_EXERCISE REQUIREMENTS_: For the string "JSON", search the entries below and copy every line where it appears.

______

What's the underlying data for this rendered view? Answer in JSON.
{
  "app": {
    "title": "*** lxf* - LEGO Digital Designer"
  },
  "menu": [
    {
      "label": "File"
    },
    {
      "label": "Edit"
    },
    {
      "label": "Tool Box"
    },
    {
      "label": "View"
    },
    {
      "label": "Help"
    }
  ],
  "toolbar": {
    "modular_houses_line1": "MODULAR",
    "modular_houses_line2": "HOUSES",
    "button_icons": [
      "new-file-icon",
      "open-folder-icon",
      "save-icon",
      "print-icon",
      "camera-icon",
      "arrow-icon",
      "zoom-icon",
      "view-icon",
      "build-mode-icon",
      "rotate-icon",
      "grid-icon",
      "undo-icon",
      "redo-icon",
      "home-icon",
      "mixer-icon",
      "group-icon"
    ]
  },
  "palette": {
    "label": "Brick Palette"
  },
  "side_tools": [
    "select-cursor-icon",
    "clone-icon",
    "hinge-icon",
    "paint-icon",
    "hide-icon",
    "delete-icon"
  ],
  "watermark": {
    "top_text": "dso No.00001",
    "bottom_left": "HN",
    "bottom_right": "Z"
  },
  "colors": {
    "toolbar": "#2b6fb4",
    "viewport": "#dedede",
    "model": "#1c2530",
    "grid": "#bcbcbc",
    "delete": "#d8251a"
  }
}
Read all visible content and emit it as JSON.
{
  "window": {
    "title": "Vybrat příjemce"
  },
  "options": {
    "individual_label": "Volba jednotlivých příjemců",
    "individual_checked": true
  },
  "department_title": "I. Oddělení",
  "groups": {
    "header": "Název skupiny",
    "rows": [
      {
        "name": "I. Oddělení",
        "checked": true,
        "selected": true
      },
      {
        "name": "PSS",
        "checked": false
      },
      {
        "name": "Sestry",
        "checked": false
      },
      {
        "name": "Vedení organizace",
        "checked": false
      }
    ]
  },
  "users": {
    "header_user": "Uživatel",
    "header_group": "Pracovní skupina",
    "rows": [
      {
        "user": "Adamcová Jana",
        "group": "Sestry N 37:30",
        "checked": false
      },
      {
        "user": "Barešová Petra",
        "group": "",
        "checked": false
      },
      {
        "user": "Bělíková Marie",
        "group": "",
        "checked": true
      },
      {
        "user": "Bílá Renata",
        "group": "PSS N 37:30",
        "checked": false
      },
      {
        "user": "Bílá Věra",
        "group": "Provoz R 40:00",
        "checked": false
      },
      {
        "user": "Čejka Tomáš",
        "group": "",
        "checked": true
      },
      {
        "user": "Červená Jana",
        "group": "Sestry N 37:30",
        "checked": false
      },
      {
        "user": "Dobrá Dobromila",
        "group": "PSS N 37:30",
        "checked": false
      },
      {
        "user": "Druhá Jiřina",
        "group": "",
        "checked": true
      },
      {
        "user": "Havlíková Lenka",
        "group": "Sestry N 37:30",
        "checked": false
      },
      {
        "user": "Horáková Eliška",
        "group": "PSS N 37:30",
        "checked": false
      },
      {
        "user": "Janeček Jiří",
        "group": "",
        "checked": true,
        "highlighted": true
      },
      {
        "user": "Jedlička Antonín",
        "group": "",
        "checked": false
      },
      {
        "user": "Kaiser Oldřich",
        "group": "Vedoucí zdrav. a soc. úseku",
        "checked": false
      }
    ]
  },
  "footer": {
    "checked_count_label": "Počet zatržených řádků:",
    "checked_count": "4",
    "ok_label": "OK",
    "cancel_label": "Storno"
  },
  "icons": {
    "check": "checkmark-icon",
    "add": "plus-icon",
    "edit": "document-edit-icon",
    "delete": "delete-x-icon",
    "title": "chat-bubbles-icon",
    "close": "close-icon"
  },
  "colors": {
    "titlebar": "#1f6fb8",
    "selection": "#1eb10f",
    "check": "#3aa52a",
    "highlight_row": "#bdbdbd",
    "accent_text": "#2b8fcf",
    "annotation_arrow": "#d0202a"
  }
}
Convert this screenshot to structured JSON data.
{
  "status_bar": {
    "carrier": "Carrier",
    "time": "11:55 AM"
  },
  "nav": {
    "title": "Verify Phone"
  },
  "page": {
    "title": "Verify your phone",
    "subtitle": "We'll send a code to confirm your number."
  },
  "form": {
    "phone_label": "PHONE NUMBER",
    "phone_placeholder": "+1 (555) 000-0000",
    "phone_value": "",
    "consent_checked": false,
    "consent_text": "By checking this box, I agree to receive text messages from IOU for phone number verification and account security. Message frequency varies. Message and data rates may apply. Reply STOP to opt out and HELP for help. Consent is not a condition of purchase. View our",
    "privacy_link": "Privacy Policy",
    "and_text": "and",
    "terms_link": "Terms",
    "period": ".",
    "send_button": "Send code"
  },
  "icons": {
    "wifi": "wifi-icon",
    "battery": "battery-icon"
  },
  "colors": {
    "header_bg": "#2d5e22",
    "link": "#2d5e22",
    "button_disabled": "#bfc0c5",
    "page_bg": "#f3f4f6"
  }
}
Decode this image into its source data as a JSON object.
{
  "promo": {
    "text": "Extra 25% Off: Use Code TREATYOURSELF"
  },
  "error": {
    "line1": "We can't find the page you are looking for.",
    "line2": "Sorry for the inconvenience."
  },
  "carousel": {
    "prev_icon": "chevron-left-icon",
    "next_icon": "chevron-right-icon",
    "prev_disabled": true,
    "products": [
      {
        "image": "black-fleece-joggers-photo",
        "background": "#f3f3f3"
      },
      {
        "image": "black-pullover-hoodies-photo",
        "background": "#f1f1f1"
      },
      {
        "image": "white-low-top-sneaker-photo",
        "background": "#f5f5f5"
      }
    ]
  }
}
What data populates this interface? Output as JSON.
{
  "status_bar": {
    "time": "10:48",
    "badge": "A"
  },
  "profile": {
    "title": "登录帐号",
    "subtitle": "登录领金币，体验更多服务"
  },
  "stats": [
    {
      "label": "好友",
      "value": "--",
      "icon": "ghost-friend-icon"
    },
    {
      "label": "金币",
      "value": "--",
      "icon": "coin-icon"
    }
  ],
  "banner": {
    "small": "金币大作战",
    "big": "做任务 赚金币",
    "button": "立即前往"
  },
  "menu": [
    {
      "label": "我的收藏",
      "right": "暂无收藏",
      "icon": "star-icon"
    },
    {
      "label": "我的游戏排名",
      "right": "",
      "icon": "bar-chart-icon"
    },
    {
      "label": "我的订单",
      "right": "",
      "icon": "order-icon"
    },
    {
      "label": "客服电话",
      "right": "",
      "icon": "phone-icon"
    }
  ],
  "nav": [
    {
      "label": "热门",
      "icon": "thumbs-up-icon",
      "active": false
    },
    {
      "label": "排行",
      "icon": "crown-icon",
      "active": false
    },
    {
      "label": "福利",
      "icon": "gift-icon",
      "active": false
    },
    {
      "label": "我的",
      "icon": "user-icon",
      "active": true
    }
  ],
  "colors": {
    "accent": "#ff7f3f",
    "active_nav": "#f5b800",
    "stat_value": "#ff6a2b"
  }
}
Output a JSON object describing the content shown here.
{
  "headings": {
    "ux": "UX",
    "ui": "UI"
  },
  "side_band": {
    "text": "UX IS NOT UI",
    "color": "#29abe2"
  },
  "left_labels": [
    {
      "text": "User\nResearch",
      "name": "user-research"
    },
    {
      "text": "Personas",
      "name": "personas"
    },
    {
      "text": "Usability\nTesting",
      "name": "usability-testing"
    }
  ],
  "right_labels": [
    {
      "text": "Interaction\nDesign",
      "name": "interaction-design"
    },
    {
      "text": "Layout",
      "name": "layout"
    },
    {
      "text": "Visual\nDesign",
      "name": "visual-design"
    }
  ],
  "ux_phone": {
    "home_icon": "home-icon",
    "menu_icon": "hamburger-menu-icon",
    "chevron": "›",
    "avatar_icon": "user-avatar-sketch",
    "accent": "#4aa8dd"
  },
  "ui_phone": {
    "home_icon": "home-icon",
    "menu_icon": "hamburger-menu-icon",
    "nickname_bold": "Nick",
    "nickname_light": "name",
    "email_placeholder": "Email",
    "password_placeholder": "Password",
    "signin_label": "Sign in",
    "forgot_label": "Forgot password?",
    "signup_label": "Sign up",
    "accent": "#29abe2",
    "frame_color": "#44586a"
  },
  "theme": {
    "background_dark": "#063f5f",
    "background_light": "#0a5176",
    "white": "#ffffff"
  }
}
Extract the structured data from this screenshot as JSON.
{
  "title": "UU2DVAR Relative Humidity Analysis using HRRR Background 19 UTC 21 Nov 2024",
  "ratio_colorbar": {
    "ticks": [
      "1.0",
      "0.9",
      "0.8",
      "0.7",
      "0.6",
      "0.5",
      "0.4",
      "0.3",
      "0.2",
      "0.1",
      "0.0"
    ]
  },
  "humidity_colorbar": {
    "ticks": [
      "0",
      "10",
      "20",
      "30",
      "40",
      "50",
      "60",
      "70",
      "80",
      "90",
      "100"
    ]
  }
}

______

_ANSWER FOR THE TASK_:
What's the underlying data for this rendered view? Answer in JSON.
Read all visible content and emit it as JSON.
Convert this screenshot to structured JSON data.
Decode this image into its source data as a JSON object.
What data populates this interface? Output as JSON.
Output a JSON object describing the content shown here.
Extract the structured data from this screenshot as JSON.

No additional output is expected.